The problem with all of these generally linked ( at least in orthodox Church’s eyes ) late medieval heresies, is that documentation is very sparse and overwhelmingly stems from their opponents. So modern scholarship often finds it difficult to reconstruct just how widespread and heretical they actually were. So for example it has been argued that a lot of the supposed “Manichaean” connections between these sects were more Papal propaganda or misunderstandings than actual truth - it was possibly more a convenient label than anything else.
Well because they faced not just “persecution” but complete extinction at the hands of the Catholic Crusaders. A few more taxes under regime that didn’t give a crap about your dualist views as long as you paid your taxes and didn’t make a fuss, would look pretty good to me.
I don’t beleive any of them ever made the journey however, I guess while it may look pretty close to us, in the 12th Century the jounrey from southern France to southern Spain was seriously long and difficult one.
Exactly. We’re talking months through land in war, over mountains, or by sea facing storms and pirates (often the same people you’d paid to carry you). And there were Christian lands in between where, so long as they didn’t make too much noise on top of a soapbox, Franks were welcome: some of those lands had pagans, muslims, jews and catholics living together; some had their share of political conflicts with Rome.
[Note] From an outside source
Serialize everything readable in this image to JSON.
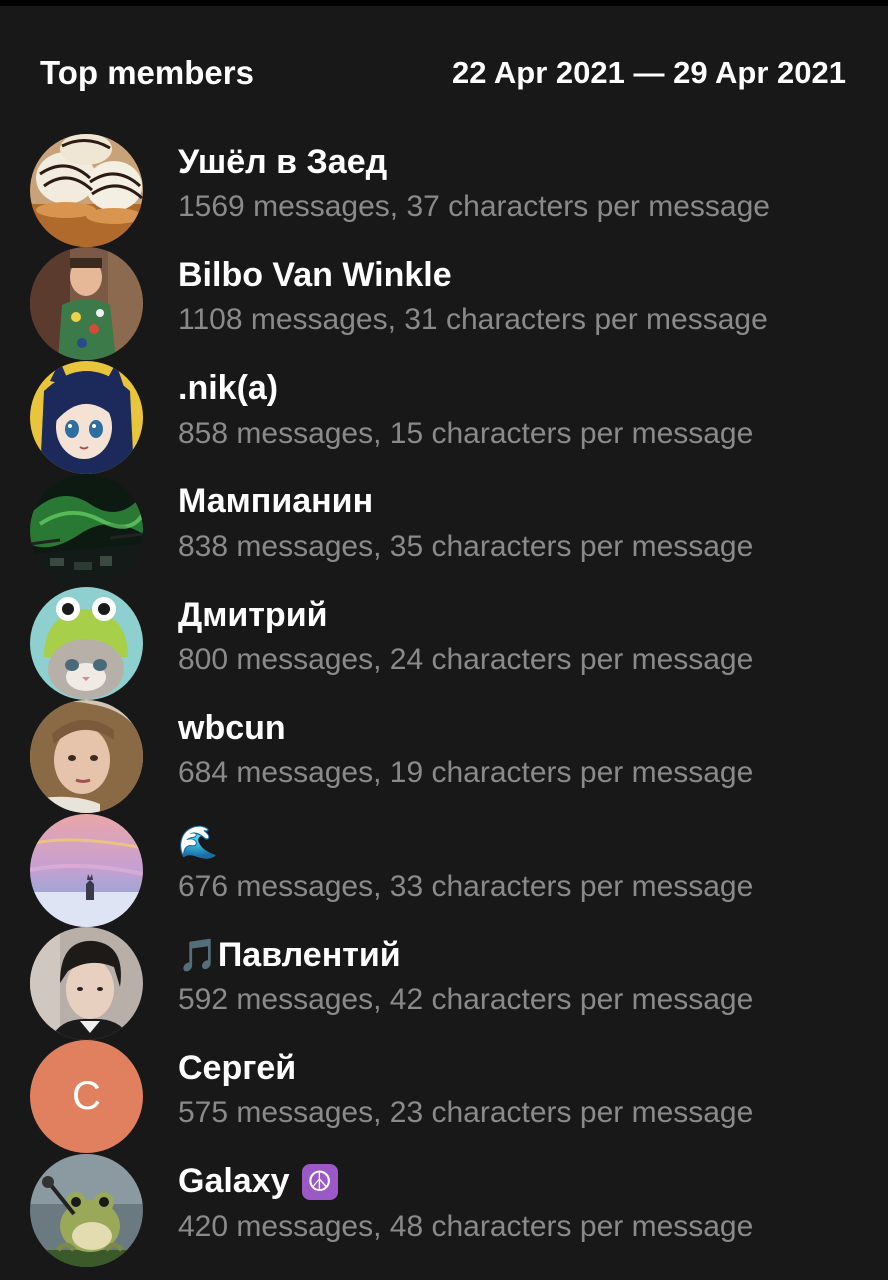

aldiboronti, my information was that the Goth kings of Spain abandoned Arrianism and joined their subjects’ “mainstream” Christianity in the Council of Toledo, figuring that it might make said subjects more manageable.
Except we do have evidence that Cathars travelled to Italy and even modern day Hungary to be initiated or give teachings to similar orders there. Eg there is evidence of cross over from the Bogomils to the Cathars. My source for this is “The Perfect Heresy” by Stephen O Shea.
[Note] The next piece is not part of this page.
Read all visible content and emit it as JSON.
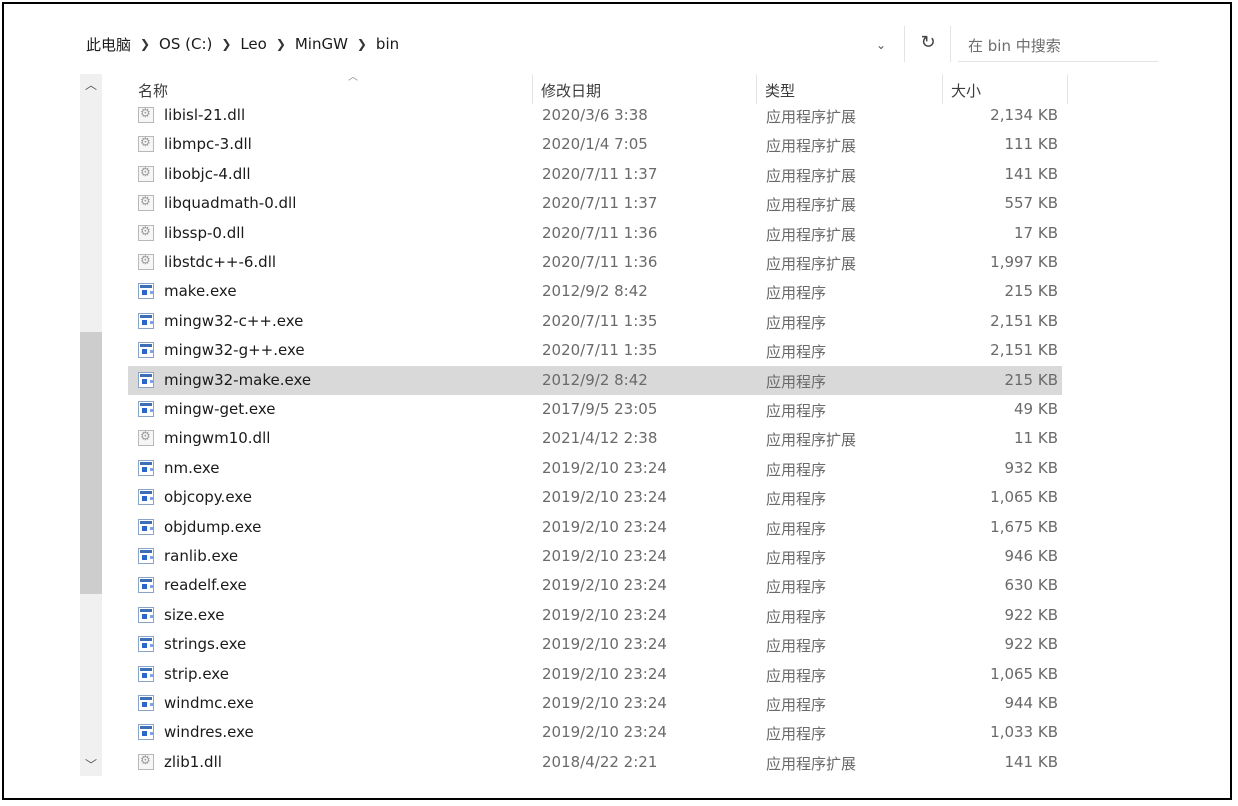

Thats just as long a journey… so I’m puzzled when entire communities were facing extinction by mass execution that none of them ever took the risk of travelling to southern spain to escape persecution. Or maybe they did but the evidence was destroyed when the Catholics tool control again?
This is still a matter of some debate, actually. The historian Mark Pegg has been particularly aggressive in trying to tear this idea down in recent years and while the jury is still out, he makes some interesting points. Here’s a review of one of his works where his thoughts are fleshed out a little: H-France Reviews
Let’s remember that this was a time of great turmoil in Spain. In 1195 the Almohades crushed Castille at the battle of Alarcos. Only 17 years later they were in turn brought low at Las Navas de Tolosa. Southern Spain was at the center of a great deal of fighting and rapid shifting of borders in the late 12th/early 13th century - it would not have appeared idyllic.
Moreover the Almohades, contrary to the earlier Taifa states, did not have quite the same record of tolerance towards their subjects. They probably weren’t quite as harsh overall as the Almoravids they overthrew, but medieval Christians probably wouldn’t have appreciated the nuances and would rather just have heard of the the abuses of the various fundamentalist Moroccans that had swept into Spain to terminate the earlier “Golden Age.”
Muslim Spain in the late 12th century would probably have been regarded by only half-informed contemporaries as perilous and unstable- quite correctly. By contrast the “cathars” did retreat into the Pyrenees, where the mountains offered a modicum of shelter and were a lot closer than al-Andalus.
We should bear in mind the possibillity that the Moorish rules of Spain might have taken one attitude to the infidel communities arlready there when they conquered the place, and to new large-scale migrations of infidels. The fact that the native Catholic communities were tolerated did not necessarily mean that immigrating Cathars would be - especially if there presence upset the native Catholics.